The solidification of glass occurs without any significant change in structure. Under the microscope it appears as if glass keeps flowing even in the solid state, although extremely slowly.
Patrick Royall and Karoline Wiesner, University of Bristol, UK, and Ryoichi Yamamoto, Kyoto University, Japan, have combined computer simulation and information theory, originally invented for telephone communication and cryptography, to answer the question of what happens with glass at very low temperature, and whether the whole material becomes truly solid.
The researchers discovered that the size of the solid-like regions of the material increases over time until eventually there would be no more liquid regions. So glass should be a true solid.
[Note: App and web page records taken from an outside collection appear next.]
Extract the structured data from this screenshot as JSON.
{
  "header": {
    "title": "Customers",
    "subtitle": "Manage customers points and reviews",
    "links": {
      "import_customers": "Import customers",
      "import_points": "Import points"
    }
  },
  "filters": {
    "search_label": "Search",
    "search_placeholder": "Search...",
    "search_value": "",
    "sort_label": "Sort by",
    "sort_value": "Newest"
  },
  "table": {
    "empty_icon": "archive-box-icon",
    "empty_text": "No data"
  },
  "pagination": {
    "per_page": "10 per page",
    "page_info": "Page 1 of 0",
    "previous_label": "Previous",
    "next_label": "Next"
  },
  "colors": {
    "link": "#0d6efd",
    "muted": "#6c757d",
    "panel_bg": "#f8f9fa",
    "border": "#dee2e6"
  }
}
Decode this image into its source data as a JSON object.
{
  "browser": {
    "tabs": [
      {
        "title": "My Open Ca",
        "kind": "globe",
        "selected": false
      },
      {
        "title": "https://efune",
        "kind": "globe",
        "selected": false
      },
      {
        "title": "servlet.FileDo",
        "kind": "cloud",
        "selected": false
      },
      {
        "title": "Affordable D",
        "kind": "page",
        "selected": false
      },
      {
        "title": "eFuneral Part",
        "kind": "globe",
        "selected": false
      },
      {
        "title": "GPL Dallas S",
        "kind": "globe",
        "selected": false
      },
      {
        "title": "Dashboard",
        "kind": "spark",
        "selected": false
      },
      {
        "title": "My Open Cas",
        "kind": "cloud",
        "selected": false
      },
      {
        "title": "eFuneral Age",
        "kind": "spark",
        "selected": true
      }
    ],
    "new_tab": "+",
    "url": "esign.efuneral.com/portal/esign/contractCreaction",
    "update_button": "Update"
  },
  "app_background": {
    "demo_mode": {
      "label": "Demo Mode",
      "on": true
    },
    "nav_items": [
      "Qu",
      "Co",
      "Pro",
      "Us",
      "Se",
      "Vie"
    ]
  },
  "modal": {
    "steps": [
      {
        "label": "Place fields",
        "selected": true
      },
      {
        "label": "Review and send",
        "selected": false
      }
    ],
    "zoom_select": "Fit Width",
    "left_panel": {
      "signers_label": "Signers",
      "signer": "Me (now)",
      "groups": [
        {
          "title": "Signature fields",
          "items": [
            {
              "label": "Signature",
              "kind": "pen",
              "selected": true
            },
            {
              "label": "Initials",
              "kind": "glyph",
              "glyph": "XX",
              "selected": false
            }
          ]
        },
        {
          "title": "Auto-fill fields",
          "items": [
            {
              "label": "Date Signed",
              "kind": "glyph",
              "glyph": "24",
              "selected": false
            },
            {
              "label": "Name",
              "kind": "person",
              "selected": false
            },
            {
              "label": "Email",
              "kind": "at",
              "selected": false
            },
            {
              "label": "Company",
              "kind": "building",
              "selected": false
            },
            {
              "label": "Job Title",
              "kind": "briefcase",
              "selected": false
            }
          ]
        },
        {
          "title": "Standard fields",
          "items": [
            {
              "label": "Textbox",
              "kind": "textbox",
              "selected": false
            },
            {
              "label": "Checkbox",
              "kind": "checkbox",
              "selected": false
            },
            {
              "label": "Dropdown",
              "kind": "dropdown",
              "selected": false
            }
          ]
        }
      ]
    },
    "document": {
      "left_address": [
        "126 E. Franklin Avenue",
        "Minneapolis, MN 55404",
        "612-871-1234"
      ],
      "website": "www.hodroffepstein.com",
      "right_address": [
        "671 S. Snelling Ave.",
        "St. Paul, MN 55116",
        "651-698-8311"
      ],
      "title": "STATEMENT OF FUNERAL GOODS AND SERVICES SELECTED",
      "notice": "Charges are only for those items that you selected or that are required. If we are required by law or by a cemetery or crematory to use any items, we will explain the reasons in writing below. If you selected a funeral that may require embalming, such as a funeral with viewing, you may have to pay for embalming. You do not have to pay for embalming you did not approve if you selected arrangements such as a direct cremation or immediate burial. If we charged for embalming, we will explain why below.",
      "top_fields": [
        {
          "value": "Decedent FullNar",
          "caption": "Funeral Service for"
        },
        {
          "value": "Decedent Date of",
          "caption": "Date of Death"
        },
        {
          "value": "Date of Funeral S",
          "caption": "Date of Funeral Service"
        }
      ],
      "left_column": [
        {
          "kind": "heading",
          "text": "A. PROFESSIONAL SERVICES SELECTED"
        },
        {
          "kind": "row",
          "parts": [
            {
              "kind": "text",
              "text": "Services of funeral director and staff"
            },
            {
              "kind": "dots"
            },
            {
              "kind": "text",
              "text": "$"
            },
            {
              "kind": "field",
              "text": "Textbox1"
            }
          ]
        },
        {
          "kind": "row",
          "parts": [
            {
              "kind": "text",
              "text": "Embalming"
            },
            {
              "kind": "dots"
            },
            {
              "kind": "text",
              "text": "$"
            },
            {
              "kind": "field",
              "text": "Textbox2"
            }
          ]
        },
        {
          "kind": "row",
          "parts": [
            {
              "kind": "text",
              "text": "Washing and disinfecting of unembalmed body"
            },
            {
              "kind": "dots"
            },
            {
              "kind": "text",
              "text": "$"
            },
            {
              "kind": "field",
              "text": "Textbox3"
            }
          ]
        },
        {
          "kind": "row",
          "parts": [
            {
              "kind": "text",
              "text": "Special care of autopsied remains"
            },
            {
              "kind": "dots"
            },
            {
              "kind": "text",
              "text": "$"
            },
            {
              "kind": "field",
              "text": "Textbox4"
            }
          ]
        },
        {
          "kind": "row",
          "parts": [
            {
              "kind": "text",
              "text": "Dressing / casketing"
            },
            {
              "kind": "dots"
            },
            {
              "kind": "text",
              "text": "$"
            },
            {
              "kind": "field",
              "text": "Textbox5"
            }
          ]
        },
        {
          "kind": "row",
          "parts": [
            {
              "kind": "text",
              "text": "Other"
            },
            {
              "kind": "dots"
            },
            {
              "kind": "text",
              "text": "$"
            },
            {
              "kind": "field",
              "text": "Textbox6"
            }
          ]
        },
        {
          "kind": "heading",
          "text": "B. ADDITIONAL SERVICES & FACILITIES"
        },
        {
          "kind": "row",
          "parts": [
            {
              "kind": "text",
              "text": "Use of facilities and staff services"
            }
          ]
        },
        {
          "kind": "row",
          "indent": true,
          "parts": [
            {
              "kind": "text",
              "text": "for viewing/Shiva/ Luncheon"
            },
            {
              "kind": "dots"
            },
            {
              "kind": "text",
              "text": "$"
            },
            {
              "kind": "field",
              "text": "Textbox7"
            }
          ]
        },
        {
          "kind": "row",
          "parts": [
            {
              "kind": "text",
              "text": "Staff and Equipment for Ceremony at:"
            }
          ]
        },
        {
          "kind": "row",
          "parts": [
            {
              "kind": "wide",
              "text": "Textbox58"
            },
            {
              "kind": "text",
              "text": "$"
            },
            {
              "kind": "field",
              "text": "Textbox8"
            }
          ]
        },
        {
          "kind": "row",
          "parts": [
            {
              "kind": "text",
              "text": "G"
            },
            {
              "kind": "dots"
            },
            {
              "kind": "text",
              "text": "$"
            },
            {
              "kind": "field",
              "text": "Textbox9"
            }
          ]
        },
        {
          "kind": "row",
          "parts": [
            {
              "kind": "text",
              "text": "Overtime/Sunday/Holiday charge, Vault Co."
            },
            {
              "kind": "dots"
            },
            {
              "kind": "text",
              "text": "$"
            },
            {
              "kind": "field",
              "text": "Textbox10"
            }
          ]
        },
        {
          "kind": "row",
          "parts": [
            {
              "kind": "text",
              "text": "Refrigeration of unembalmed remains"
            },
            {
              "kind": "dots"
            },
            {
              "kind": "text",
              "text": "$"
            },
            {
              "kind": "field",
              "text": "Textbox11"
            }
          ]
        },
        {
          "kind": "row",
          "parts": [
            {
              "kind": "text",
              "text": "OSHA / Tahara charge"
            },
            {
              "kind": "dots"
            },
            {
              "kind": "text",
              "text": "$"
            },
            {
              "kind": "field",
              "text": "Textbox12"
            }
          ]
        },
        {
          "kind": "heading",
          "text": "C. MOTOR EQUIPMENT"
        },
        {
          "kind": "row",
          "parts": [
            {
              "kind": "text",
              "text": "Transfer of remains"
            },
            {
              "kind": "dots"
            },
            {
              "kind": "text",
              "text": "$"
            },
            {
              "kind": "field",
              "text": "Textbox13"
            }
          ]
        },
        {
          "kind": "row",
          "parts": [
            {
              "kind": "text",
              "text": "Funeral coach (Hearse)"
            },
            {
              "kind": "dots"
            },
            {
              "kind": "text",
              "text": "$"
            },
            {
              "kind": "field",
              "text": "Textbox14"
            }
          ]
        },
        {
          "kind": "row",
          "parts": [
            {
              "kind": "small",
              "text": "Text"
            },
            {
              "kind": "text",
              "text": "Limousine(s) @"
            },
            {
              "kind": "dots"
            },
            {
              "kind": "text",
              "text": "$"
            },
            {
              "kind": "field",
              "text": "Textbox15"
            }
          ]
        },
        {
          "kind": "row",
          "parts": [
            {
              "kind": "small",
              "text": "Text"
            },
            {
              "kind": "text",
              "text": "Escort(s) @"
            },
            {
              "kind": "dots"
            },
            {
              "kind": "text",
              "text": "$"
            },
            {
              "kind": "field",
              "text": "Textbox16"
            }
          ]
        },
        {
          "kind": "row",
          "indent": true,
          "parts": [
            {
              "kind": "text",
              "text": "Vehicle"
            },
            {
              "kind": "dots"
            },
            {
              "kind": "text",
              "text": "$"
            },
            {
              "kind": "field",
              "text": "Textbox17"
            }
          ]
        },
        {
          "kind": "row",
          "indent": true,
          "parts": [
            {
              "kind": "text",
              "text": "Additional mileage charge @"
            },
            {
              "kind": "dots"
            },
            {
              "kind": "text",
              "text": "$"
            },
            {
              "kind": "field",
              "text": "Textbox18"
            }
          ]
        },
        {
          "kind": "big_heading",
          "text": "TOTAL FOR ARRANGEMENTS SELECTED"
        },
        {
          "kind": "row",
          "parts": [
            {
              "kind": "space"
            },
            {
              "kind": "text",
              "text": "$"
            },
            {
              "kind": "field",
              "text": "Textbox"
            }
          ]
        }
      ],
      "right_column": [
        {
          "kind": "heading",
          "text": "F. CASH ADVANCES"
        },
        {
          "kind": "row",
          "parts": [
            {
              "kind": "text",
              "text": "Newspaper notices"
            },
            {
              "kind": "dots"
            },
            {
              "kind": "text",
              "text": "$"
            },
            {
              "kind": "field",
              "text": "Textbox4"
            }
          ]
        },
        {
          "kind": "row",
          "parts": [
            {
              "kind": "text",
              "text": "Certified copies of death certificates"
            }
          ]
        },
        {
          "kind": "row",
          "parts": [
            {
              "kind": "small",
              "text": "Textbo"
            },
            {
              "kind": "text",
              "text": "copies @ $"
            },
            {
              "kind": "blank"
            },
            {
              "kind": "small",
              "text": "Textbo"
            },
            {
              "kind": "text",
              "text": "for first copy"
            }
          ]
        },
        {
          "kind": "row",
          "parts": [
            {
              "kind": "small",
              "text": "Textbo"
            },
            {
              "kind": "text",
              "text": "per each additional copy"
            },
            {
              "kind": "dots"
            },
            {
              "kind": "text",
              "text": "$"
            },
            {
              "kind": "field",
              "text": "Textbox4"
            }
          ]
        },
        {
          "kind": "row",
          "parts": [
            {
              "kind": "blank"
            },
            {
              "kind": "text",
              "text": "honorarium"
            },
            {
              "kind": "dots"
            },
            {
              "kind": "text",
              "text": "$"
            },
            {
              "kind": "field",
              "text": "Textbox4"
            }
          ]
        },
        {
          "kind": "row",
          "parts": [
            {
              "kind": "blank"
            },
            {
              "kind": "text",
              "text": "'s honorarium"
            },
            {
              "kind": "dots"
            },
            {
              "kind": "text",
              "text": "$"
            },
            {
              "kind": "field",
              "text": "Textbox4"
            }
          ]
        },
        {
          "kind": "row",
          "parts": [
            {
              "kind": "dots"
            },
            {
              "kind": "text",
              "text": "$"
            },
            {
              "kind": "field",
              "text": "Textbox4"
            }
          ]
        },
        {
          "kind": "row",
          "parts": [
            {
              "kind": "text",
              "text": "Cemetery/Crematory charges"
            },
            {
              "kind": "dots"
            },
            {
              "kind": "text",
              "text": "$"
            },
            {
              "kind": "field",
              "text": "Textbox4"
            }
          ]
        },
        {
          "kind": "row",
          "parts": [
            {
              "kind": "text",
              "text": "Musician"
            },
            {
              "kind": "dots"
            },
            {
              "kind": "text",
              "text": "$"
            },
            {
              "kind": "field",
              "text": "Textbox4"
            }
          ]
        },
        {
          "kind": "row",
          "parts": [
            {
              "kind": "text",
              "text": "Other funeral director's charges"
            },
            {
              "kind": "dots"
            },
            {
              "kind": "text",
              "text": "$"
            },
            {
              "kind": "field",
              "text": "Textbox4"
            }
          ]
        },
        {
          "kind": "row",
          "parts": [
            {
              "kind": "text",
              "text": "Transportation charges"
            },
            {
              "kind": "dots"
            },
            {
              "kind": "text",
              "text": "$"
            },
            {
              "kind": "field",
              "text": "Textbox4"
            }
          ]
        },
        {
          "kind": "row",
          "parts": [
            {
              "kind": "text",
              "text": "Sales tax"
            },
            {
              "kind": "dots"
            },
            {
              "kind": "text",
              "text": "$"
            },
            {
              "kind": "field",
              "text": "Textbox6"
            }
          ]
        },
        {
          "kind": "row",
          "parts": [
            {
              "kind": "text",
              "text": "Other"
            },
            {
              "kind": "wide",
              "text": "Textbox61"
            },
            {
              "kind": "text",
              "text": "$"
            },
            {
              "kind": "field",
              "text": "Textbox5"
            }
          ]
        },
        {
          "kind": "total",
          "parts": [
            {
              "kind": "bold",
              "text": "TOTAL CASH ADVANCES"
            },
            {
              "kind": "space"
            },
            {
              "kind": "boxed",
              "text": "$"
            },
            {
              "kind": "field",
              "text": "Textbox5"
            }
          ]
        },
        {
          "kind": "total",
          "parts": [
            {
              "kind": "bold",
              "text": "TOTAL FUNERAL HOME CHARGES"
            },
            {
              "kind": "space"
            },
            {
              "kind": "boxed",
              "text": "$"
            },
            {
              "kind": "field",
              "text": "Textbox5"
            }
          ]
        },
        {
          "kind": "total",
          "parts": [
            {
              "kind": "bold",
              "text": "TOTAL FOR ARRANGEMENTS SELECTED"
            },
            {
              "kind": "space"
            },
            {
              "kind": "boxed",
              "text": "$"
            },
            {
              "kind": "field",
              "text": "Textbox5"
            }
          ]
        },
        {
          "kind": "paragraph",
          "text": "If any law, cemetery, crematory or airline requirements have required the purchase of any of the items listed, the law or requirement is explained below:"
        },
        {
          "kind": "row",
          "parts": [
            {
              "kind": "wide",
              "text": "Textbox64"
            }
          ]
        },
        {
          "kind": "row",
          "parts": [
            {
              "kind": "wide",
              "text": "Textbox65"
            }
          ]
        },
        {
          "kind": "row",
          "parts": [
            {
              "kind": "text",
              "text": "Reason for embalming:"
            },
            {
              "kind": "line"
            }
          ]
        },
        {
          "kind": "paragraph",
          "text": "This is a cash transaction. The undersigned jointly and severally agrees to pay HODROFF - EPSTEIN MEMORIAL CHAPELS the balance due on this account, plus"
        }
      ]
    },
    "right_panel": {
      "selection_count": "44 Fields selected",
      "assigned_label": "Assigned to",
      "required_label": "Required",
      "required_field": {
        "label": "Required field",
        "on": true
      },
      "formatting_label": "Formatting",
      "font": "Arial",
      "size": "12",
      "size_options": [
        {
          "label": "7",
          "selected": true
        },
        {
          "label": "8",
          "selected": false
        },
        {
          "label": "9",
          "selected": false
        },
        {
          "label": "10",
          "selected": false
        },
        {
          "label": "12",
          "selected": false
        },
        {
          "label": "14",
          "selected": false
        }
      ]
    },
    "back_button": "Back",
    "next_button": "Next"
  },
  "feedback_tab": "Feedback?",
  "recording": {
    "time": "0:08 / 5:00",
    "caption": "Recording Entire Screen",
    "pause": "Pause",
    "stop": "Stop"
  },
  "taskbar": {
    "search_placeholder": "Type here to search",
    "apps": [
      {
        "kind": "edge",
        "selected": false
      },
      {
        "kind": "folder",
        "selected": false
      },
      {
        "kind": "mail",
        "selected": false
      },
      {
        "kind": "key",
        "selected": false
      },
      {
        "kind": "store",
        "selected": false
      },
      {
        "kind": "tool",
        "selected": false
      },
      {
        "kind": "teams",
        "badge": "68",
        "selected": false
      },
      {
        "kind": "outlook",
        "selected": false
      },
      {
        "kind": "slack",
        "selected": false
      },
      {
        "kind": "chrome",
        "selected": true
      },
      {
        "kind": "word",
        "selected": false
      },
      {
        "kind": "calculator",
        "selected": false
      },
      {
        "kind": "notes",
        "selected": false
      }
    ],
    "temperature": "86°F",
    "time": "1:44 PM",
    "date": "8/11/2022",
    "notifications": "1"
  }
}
They also found that atoms in the solid-like regions organize into geometrical shapes, such as icosahedra.
Such icosahedral configurations were predicted in 1952 by Sir Charles Frank, University of Bristol, UK.
- Mutual information reveals multiple structural relaxation mechanisms in a model glass former,
Andrew J. Dunleavy, Karoline Wiesner, Ryoichi Yamamoto, C. Patrick Royall,
Nat. Commun. 2015, 6, 6089.